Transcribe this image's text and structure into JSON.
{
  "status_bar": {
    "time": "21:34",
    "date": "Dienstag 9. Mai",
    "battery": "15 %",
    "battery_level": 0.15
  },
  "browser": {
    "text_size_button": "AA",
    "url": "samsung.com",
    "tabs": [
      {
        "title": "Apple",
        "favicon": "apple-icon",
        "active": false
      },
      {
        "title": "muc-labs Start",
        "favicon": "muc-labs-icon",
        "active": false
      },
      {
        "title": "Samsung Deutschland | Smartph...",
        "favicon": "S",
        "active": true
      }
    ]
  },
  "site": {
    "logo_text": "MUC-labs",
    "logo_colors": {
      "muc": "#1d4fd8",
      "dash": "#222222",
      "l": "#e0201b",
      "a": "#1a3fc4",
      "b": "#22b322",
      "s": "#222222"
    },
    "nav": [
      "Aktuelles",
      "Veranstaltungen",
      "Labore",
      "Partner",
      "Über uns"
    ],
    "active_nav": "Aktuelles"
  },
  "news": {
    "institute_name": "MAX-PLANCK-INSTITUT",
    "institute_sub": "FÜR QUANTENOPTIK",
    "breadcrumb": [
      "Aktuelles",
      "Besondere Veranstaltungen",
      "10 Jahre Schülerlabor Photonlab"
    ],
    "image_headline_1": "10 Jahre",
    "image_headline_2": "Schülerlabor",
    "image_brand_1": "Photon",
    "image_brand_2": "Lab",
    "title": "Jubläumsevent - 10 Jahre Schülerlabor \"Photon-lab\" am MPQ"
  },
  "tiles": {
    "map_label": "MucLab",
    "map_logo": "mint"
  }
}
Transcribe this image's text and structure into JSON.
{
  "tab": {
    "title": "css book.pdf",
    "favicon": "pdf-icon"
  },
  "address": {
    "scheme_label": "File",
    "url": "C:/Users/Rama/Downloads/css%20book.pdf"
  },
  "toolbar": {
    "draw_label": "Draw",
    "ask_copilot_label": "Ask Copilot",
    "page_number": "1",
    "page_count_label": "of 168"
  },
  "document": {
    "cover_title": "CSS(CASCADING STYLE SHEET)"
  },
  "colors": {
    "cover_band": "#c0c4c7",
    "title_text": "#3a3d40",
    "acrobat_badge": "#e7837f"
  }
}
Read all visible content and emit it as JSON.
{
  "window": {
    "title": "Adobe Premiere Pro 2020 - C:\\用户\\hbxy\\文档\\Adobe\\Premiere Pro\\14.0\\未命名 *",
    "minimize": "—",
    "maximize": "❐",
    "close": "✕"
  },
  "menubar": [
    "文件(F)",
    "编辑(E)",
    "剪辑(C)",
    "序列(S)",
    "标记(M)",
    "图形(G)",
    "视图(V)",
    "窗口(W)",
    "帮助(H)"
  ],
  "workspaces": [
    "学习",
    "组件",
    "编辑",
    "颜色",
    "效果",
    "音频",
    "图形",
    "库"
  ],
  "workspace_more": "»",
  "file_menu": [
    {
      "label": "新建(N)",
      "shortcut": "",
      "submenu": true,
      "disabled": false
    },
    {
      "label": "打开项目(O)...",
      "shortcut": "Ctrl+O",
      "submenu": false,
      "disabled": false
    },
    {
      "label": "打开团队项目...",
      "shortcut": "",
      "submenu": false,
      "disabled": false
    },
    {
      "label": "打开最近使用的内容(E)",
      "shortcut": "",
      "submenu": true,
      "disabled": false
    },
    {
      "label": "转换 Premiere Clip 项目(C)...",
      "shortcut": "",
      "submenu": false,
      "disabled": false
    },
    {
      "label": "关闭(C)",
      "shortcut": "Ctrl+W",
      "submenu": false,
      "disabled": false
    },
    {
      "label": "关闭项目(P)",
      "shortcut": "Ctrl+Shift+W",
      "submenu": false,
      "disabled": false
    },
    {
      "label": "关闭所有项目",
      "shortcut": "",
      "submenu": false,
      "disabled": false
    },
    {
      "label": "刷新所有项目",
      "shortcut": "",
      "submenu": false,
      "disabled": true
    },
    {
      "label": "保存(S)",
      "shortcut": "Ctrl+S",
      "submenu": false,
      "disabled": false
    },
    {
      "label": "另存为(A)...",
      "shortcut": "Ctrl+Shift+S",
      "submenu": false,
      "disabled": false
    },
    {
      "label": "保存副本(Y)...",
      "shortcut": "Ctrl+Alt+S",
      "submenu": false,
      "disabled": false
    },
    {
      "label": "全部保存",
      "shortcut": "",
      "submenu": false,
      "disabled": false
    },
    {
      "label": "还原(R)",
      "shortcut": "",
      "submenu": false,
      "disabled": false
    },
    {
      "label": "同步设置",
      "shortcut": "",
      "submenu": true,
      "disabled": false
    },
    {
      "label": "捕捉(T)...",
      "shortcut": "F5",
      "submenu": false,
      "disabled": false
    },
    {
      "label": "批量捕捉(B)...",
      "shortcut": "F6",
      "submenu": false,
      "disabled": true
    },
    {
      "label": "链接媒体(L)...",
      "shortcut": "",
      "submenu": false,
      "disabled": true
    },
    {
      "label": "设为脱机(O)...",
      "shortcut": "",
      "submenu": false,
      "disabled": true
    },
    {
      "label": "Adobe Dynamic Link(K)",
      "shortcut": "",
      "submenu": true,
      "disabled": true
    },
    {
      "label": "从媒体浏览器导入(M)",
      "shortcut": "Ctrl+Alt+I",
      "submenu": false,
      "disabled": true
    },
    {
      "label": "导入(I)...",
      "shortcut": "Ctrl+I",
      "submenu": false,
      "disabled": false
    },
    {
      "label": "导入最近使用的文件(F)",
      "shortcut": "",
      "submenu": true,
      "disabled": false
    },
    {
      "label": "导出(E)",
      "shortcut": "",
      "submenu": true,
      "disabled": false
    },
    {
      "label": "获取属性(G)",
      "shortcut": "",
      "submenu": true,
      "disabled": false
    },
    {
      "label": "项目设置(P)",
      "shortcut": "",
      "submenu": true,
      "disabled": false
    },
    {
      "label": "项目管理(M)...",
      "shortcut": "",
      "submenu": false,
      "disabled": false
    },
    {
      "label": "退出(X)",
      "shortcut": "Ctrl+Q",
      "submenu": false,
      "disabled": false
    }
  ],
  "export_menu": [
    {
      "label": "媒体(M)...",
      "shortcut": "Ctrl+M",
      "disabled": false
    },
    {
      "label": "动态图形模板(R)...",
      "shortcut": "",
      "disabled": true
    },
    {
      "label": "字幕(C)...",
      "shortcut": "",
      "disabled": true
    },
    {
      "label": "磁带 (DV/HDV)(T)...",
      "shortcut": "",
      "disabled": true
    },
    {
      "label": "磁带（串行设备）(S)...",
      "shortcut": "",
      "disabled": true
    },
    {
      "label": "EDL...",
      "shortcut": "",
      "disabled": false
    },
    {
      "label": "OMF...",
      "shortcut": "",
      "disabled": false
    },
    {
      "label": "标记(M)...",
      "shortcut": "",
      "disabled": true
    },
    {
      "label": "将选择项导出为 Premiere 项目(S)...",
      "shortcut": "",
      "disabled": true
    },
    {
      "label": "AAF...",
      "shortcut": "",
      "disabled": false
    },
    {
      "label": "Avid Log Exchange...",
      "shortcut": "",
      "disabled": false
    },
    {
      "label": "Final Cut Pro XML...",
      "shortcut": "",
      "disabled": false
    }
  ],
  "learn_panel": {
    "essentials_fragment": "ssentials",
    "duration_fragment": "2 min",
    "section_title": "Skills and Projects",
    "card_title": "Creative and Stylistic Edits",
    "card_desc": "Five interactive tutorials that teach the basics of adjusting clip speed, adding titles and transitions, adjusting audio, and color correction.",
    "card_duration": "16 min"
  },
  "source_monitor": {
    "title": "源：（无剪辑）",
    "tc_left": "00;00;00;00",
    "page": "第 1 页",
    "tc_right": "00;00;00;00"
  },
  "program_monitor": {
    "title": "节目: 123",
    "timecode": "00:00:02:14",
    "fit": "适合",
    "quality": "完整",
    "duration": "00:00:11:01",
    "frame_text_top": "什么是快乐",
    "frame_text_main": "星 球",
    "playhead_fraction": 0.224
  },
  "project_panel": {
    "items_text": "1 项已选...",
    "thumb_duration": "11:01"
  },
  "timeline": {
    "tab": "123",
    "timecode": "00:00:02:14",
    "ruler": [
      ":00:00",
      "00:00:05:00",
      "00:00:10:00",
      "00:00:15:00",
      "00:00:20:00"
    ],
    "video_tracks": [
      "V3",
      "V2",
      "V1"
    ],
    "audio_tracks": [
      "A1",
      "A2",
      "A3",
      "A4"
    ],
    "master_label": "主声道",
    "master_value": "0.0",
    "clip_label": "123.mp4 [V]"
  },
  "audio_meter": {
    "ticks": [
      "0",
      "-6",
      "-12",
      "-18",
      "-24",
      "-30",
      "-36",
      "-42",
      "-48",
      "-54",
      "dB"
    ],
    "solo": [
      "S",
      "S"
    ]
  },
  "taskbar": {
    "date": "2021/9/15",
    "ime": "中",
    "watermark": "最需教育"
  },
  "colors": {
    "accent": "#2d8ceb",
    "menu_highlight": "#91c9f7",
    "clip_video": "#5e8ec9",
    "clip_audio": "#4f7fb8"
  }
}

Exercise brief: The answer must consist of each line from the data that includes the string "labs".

Output of the task:
        "title": "muc-labs Start",
        "favicon": "muc-labs-icon",
    "logo_text": "MUC-labs",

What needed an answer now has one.